[Problem]
Each line of the data holding "salary" should be found and copied.

[Opening Extracted data section]

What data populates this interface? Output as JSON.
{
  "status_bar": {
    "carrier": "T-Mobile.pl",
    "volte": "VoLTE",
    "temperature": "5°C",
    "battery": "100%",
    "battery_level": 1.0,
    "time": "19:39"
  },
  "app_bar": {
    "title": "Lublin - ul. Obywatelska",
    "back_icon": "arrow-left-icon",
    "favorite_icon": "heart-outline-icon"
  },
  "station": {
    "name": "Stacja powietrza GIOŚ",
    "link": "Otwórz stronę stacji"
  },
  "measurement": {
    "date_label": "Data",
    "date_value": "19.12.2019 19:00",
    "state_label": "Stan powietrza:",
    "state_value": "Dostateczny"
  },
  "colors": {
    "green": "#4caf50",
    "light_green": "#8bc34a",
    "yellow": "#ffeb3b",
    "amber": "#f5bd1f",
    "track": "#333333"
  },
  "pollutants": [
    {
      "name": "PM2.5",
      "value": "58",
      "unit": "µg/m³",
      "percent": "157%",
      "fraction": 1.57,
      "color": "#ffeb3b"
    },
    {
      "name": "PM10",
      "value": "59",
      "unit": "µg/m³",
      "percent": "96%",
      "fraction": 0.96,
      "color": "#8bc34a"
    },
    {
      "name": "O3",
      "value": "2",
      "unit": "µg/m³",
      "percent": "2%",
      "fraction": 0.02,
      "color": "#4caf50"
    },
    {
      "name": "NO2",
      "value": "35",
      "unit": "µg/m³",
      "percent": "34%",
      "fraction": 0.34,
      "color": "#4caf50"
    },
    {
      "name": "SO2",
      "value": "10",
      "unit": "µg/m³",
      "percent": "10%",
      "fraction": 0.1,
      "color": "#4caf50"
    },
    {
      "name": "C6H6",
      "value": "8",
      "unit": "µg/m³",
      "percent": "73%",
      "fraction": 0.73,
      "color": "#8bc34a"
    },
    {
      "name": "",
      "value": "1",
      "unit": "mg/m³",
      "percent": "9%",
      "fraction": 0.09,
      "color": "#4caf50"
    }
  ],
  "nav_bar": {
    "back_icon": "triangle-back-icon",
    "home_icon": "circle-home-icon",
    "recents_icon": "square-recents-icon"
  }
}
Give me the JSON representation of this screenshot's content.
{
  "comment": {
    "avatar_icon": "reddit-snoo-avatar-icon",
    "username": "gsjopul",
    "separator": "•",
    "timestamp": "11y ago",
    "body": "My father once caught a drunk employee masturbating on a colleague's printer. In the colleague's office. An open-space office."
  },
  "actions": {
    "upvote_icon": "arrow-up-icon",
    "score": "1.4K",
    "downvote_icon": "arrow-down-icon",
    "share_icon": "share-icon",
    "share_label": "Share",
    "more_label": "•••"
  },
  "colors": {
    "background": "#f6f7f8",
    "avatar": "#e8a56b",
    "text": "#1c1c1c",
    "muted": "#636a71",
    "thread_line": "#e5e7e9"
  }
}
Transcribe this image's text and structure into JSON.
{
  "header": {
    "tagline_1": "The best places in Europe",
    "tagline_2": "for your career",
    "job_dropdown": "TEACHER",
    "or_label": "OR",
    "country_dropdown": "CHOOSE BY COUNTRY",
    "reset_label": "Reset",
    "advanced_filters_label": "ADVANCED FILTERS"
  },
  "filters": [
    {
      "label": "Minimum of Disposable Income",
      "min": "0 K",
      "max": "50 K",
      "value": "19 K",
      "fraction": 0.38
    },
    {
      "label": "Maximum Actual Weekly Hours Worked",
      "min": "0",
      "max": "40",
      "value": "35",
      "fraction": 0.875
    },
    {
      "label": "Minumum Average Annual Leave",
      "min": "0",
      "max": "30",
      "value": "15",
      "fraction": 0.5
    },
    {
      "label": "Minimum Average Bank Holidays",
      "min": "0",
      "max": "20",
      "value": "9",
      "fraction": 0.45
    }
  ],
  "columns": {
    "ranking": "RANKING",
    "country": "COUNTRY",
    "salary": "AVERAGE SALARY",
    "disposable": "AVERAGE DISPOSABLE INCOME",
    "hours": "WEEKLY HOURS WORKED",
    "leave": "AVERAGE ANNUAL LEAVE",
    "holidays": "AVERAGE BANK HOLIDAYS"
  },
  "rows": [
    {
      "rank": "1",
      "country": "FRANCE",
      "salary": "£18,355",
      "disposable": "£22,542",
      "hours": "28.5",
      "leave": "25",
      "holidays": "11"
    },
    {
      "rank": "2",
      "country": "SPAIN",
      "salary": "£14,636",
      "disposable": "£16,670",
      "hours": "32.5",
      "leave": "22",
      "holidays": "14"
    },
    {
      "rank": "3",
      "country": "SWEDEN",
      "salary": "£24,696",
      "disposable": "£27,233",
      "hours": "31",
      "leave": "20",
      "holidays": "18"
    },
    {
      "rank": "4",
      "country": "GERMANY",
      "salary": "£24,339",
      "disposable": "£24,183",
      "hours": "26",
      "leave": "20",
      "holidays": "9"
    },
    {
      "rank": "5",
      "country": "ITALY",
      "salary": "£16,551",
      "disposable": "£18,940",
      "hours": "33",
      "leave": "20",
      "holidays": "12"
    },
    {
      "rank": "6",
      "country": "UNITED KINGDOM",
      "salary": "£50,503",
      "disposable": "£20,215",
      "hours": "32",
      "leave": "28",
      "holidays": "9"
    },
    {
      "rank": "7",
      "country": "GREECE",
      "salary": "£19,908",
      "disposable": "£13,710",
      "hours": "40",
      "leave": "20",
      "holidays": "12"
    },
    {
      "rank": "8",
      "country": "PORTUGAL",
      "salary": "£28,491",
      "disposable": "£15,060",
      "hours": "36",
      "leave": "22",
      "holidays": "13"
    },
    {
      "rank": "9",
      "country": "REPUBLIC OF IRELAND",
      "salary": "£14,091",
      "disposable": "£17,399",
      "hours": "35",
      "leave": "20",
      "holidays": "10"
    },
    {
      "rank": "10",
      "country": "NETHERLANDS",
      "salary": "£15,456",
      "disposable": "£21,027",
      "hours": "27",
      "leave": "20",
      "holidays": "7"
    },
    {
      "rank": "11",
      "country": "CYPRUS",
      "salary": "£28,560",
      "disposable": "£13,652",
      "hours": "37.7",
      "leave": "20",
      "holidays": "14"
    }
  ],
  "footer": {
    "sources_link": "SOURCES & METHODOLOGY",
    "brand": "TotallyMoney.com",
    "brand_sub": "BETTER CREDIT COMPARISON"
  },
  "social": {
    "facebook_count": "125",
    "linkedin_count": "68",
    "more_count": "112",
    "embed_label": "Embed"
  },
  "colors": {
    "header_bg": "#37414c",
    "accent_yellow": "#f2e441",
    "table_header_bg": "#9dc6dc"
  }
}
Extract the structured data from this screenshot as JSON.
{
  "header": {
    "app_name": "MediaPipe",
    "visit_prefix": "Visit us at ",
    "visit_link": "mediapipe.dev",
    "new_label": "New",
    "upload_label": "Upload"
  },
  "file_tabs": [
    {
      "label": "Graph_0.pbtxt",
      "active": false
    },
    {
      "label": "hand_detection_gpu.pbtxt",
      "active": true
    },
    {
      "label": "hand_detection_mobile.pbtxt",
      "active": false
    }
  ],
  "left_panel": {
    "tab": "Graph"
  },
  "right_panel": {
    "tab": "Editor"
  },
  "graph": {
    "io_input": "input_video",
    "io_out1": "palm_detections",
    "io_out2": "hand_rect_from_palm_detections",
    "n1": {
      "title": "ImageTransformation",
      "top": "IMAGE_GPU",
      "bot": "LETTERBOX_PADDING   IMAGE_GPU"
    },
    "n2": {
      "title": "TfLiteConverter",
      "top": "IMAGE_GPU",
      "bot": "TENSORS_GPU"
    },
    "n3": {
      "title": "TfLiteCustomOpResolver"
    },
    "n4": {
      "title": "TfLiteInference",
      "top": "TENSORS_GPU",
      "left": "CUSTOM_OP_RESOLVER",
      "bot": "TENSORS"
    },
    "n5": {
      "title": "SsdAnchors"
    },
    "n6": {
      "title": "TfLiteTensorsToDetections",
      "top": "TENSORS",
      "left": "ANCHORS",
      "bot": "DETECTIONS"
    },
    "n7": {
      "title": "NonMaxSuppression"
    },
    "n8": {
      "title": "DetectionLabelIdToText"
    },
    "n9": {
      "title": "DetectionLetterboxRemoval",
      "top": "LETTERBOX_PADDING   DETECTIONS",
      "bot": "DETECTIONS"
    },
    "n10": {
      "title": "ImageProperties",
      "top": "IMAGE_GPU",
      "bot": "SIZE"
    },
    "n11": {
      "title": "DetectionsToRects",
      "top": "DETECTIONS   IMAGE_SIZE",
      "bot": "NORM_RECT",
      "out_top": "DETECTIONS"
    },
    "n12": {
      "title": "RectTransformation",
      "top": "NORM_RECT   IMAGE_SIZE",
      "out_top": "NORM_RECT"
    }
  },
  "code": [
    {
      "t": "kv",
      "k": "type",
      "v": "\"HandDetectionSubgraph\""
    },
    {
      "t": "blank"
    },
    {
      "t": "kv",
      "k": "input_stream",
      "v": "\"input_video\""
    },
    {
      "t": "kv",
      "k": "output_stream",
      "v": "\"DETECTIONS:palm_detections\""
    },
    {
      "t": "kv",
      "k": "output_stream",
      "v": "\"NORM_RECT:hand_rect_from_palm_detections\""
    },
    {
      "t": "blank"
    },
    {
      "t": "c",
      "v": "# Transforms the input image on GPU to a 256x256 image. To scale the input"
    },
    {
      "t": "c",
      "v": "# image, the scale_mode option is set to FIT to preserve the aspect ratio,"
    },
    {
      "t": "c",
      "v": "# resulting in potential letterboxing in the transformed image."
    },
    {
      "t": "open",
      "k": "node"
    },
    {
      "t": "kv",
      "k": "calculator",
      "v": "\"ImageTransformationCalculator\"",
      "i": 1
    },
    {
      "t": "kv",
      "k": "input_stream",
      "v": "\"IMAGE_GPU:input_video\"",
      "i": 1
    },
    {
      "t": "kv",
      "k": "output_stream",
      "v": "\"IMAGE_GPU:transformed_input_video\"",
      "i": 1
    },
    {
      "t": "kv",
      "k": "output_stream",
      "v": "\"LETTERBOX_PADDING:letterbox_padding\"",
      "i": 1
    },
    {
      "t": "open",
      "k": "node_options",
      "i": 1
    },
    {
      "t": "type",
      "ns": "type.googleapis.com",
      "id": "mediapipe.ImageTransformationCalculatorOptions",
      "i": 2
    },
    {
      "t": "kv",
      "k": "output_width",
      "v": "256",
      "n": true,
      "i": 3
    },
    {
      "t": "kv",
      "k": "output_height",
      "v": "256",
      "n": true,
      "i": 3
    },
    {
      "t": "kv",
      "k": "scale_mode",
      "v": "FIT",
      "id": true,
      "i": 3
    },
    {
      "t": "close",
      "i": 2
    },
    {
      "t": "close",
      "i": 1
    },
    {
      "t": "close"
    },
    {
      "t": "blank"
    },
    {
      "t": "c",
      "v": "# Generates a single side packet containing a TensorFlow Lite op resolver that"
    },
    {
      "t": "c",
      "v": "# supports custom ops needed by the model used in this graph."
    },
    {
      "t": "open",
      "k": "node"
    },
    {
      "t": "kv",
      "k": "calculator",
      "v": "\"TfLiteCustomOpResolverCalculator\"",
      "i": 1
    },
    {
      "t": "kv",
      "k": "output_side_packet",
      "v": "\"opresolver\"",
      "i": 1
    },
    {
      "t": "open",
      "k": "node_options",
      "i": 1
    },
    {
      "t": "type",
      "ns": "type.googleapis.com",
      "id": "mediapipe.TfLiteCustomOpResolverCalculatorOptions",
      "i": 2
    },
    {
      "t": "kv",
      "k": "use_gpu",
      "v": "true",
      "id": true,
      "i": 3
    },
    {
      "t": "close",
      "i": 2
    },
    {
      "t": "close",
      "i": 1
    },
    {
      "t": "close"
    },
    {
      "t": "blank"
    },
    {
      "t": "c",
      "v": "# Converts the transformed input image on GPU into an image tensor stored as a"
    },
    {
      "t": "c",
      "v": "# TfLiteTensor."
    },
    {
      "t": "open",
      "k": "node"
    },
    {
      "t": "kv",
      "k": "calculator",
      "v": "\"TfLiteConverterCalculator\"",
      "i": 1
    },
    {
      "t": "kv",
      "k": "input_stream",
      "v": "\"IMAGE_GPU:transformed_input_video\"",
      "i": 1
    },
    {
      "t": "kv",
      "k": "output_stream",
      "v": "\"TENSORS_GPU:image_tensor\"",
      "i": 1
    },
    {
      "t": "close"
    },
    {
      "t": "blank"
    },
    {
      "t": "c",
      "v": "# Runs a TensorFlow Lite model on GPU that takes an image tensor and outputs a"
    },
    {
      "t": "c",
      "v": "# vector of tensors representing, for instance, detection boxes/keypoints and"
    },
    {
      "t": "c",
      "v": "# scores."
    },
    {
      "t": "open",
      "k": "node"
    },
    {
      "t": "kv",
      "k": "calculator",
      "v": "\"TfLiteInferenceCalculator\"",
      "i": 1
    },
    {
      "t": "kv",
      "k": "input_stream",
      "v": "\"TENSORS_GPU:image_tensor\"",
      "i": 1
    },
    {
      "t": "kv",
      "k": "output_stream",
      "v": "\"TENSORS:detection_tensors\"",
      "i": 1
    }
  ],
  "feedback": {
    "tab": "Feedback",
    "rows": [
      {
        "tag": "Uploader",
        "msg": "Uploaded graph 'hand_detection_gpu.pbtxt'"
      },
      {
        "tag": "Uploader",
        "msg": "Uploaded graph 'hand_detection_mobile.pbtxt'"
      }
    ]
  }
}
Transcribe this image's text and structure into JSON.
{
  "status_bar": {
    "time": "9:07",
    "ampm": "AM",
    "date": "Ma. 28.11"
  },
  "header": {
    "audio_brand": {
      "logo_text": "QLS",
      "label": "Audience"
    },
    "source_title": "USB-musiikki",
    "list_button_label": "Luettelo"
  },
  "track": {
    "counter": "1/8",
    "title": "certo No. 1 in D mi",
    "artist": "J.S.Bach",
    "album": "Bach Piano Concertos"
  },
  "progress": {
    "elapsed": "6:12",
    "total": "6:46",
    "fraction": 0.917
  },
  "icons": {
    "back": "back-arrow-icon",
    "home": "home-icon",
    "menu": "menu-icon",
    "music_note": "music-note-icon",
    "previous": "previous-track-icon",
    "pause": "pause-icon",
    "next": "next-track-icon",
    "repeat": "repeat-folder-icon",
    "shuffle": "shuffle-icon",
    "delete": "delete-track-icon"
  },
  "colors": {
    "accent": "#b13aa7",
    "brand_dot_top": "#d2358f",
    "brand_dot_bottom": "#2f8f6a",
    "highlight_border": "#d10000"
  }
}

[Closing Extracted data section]

[Solved exercise]
    "salary": "AVERAGE SALARY",
      "salary": "£18,355",
      "salary": "£14,636",
      "salary": "£24,696",
      "salary": "£24,339",
      "salary": "£16,551",
      "salary": "£50,503",
      "salary": "£19,908",
      "salary": "£28,491",
      "salary": "£14,091",
      "salary": "£15,456",
      "salary": "£28,560",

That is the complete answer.